Moody’s Investors Service downgraded the credit rating of 15 banks around the globe late yesterday, and five of them were American institutions. Bank of America, Citigroup, JP Morgan Chase, Morgan Stanley and Goldman Sachs all took a hit to their ratings, which will likely mean increased borrowing costs for the banking giants.
That will likely raise borrowing costs for corporations and other large institutional clients of these banks, but will it have any affect on consumers?
Bartlett Naylor, a financial policy analyst for Public Citizen and the former chief of investigations for the U.S. Senate Banking Committee, says no. The rating change was reflective of Moody’s legitimate concerns about banks’ risky proprietary trading activities.
“I think these downgrades declare that banks’ gambling” — like JP Morgan’s now-infamous London trade — “means volatility in earnings.” And volatility in earnings make banks riskier to lend to. In fact, Bloomberg‘s Dawn Kopecki reports that JP Morgan’s unfortunate London trade was an “important factor” in Moody’s decision to downgrade JPM three levels, from a3 to aa3.

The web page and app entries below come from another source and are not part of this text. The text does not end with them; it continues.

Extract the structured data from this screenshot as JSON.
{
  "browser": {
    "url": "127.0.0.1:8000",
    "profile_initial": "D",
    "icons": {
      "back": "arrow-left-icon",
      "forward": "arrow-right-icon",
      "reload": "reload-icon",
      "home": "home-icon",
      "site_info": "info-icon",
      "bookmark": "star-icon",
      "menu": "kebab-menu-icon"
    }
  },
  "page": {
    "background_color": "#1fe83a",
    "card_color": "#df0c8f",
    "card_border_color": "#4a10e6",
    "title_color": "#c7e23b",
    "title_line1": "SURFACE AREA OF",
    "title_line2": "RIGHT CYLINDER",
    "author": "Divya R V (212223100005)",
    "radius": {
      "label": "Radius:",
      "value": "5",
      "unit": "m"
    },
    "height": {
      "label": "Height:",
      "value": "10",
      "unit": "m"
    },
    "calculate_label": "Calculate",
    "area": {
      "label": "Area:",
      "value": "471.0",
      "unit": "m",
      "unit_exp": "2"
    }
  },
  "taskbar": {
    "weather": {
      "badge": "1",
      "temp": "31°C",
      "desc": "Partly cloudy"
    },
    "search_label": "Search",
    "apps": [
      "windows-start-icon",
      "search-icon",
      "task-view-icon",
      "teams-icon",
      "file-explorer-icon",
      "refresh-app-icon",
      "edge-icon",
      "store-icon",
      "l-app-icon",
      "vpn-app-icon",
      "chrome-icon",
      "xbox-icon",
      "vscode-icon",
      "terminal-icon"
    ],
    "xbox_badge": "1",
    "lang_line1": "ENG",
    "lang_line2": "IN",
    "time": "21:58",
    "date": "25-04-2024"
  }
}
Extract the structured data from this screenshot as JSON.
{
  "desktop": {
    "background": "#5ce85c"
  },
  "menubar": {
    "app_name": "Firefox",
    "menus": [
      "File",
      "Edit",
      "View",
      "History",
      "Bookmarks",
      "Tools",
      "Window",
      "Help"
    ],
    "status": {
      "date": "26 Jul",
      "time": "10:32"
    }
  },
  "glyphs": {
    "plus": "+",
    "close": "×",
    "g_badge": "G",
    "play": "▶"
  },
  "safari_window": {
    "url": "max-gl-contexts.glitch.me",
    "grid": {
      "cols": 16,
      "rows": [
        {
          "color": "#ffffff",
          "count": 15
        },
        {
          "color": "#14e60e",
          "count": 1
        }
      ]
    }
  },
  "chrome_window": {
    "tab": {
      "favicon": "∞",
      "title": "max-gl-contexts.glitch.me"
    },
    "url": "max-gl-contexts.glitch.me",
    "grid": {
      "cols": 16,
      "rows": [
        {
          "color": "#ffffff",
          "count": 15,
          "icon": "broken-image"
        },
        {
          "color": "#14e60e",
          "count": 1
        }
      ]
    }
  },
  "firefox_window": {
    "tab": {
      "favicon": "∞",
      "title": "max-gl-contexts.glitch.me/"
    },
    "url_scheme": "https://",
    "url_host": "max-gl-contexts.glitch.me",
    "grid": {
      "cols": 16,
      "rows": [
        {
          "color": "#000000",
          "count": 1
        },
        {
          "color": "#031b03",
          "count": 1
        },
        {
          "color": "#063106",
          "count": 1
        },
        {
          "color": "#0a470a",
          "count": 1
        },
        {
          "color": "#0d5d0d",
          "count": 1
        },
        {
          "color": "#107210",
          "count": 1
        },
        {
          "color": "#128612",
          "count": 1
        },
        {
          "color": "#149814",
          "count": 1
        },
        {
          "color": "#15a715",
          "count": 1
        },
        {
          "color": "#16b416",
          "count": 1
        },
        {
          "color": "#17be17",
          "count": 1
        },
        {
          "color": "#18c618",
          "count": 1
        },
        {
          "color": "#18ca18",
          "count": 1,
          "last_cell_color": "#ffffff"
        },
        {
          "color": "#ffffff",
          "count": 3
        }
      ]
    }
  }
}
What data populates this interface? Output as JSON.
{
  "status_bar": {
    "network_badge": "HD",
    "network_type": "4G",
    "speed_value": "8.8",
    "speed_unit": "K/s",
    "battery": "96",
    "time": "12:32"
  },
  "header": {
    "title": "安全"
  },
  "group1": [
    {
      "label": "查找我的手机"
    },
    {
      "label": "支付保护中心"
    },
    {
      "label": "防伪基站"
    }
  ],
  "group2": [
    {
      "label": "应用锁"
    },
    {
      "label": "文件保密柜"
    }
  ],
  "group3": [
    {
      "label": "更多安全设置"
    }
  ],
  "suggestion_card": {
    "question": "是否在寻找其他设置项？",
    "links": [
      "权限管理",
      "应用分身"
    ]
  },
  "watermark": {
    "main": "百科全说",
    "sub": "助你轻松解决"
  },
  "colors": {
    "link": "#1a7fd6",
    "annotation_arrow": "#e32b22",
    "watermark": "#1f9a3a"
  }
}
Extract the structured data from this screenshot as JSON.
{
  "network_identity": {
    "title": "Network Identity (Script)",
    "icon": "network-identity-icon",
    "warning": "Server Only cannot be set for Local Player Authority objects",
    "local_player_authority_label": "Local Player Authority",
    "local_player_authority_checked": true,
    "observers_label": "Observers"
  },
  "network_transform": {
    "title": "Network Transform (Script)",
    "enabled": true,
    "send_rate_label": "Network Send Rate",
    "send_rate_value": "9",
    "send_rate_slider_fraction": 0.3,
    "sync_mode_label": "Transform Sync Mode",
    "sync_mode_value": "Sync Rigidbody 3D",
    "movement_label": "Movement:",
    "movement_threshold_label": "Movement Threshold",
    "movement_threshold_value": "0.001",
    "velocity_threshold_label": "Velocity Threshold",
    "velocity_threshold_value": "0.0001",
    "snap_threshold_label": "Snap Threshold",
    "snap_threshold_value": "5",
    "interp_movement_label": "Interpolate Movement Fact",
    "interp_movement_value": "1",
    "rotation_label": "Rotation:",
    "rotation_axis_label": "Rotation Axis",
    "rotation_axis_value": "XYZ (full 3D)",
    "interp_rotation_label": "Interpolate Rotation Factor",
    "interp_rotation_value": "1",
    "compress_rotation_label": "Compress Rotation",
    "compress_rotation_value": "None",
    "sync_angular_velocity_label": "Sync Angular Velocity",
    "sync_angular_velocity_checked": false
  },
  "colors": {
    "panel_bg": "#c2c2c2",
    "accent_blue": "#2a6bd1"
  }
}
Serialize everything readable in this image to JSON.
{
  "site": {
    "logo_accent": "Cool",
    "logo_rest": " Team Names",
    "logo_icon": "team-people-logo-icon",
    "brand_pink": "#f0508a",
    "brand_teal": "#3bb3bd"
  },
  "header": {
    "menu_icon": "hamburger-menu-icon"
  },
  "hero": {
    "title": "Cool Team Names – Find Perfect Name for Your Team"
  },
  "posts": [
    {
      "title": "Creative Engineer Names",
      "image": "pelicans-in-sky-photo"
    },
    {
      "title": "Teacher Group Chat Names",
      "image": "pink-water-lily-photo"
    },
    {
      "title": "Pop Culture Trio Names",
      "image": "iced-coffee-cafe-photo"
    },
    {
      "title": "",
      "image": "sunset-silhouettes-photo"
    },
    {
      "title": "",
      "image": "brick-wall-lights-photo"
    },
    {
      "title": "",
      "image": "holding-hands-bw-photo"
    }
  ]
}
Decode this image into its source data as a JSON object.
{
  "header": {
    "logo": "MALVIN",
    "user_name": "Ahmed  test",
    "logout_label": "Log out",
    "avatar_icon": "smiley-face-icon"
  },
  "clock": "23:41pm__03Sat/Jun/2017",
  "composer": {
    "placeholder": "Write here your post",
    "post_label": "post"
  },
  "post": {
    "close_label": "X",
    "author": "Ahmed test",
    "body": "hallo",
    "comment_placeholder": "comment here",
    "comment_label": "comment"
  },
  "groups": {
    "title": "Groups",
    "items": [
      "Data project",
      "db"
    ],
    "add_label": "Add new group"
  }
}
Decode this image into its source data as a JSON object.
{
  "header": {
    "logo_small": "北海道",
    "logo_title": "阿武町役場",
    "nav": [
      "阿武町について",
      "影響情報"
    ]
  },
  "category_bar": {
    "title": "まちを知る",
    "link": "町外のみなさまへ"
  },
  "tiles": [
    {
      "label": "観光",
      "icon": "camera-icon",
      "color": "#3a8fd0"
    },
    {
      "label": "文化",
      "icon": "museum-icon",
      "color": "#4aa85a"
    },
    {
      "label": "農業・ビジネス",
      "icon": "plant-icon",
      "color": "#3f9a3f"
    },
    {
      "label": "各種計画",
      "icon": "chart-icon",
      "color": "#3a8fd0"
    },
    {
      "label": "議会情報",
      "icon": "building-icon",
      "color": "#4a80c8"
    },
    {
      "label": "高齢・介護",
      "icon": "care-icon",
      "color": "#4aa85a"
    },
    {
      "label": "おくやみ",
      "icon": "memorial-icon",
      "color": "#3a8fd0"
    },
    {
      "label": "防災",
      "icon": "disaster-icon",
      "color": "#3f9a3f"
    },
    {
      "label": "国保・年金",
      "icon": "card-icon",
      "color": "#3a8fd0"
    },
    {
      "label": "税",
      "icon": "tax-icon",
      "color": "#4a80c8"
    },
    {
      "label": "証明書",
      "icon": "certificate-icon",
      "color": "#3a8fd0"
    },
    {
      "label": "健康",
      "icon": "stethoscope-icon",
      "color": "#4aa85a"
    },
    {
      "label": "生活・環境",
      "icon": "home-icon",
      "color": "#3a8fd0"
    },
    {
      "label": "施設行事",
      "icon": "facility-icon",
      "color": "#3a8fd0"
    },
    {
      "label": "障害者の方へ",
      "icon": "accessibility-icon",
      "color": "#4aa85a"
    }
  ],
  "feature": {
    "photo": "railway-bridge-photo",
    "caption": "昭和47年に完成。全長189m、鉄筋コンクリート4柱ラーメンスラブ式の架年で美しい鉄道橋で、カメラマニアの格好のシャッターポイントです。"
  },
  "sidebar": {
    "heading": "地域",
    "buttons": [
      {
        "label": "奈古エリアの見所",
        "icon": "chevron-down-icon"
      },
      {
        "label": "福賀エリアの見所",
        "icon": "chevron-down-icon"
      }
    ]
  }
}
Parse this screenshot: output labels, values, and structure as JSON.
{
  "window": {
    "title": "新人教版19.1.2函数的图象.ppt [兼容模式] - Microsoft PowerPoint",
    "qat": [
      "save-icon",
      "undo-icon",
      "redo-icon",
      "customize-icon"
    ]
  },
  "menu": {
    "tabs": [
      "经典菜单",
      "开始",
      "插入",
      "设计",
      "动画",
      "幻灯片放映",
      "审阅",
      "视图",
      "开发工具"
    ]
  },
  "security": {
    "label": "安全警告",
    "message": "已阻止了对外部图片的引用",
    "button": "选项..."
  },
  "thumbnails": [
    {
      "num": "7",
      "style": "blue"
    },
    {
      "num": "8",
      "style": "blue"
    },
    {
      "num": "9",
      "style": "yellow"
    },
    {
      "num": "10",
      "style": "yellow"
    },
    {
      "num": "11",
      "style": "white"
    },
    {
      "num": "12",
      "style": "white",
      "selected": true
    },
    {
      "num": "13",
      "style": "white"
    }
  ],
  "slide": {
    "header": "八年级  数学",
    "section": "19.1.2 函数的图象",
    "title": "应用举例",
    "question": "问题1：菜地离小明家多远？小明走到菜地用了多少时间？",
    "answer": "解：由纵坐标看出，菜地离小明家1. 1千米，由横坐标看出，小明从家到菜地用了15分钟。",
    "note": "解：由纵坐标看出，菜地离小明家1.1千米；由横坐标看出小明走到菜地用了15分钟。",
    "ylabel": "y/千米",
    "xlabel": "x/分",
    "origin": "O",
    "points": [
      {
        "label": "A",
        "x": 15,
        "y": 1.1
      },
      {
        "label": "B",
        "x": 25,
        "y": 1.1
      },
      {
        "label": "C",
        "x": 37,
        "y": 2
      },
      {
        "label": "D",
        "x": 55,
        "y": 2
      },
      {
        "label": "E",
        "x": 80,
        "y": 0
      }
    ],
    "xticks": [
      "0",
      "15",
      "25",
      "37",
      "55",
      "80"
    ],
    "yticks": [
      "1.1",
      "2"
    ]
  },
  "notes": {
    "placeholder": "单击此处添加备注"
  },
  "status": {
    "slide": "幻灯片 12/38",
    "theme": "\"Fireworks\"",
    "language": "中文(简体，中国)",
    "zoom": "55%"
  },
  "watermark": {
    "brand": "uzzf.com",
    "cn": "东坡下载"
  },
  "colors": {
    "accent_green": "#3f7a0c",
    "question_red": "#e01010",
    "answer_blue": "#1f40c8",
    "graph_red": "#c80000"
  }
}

While borrowing costs may increase for banks, and according to Naylor, might “steer them back to useful consumer services,” he does not believe that consumers will be negatively affected.
“[Banks] will be subject to competitive pressures,” he said. Those that can maintain a solid consumer base, and do well with their fundamental business, won’t need to raise costs for consumers.
The downgrade does not bode well for the economy at large, however, which could make concerns about fees and low rates a moot point when compared to a long period of slow growth. Banking is a good business to be in when the economy is booming, and a bad one when it’s tanking. If you should care at all about Moody’s downgrades, worry not about your own relationship with your bank, but rather your relationship to the economy at large.